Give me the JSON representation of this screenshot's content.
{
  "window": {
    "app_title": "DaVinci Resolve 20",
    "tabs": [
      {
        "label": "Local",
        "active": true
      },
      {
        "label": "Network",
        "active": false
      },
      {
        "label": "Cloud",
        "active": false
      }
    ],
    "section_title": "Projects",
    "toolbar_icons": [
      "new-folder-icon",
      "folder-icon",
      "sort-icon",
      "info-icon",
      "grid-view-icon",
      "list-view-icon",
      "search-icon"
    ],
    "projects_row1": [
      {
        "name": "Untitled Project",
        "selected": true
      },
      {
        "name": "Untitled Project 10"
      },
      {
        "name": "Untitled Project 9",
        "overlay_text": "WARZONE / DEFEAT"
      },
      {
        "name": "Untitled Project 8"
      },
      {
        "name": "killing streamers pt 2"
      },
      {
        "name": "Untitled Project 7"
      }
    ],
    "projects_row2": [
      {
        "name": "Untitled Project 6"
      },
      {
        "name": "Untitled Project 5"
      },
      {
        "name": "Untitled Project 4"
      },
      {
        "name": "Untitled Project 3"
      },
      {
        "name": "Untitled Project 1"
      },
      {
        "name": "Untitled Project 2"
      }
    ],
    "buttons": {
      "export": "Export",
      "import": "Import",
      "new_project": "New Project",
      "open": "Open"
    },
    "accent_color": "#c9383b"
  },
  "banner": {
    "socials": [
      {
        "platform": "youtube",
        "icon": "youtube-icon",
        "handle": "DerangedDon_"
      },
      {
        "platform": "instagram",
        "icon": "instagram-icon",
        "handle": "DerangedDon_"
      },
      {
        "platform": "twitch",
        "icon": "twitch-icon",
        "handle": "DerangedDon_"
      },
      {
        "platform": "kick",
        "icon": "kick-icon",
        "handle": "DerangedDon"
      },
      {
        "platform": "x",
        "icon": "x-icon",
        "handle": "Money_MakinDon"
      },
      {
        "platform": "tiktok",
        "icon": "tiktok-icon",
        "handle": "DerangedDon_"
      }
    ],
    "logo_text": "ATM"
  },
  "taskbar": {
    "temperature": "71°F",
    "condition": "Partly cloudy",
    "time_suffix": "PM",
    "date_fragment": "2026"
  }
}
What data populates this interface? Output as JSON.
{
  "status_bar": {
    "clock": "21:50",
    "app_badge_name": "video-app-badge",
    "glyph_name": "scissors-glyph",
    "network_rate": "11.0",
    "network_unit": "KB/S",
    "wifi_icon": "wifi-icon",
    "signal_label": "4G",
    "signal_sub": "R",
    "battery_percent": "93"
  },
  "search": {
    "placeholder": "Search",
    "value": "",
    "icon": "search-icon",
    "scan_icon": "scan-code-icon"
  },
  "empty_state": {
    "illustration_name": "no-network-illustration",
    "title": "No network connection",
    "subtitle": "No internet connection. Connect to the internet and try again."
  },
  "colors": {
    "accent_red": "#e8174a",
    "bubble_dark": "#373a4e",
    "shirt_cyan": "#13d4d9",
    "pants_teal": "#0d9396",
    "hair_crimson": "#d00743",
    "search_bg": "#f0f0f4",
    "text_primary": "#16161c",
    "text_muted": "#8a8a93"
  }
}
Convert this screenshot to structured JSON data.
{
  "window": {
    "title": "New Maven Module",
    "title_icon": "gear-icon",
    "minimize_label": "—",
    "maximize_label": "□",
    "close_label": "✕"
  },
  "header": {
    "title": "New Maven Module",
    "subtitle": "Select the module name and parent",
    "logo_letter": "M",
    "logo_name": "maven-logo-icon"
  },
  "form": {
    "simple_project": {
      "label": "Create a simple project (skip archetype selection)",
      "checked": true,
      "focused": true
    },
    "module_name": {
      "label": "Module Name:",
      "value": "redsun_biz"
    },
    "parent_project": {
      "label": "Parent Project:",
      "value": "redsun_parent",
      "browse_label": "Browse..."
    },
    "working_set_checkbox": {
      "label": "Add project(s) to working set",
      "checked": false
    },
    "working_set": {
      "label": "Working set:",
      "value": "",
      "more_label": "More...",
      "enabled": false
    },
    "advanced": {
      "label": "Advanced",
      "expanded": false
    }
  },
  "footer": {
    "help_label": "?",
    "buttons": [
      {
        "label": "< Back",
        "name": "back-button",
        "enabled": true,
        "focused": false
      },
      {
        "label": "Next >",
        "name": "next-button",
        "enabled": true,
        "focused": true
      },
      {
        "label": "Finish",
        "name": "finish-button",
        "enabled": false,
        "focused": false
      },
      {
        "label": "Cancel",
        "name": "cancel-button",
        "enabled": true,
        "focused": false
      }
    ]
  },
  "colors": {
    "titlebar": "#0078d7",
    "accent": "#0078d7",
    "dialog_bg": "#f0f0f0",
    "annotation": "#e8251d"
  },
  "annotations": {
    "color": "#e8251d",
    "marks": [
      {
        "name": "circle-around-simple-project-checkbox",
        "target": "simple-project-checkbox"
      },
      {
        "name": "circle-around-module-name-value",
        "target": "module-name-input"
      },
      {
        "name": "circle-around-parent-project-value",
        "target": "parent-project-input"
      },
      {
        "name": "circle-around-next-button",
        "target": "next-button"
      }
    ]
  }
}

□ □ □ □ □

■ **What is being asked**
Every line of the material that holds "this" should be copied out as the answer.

■ **Finished exercise**
Give me the JSON representation of this screenshot's content.
What data populates this interface? Output as JSON.
Convert this screenshot to structured JSON data.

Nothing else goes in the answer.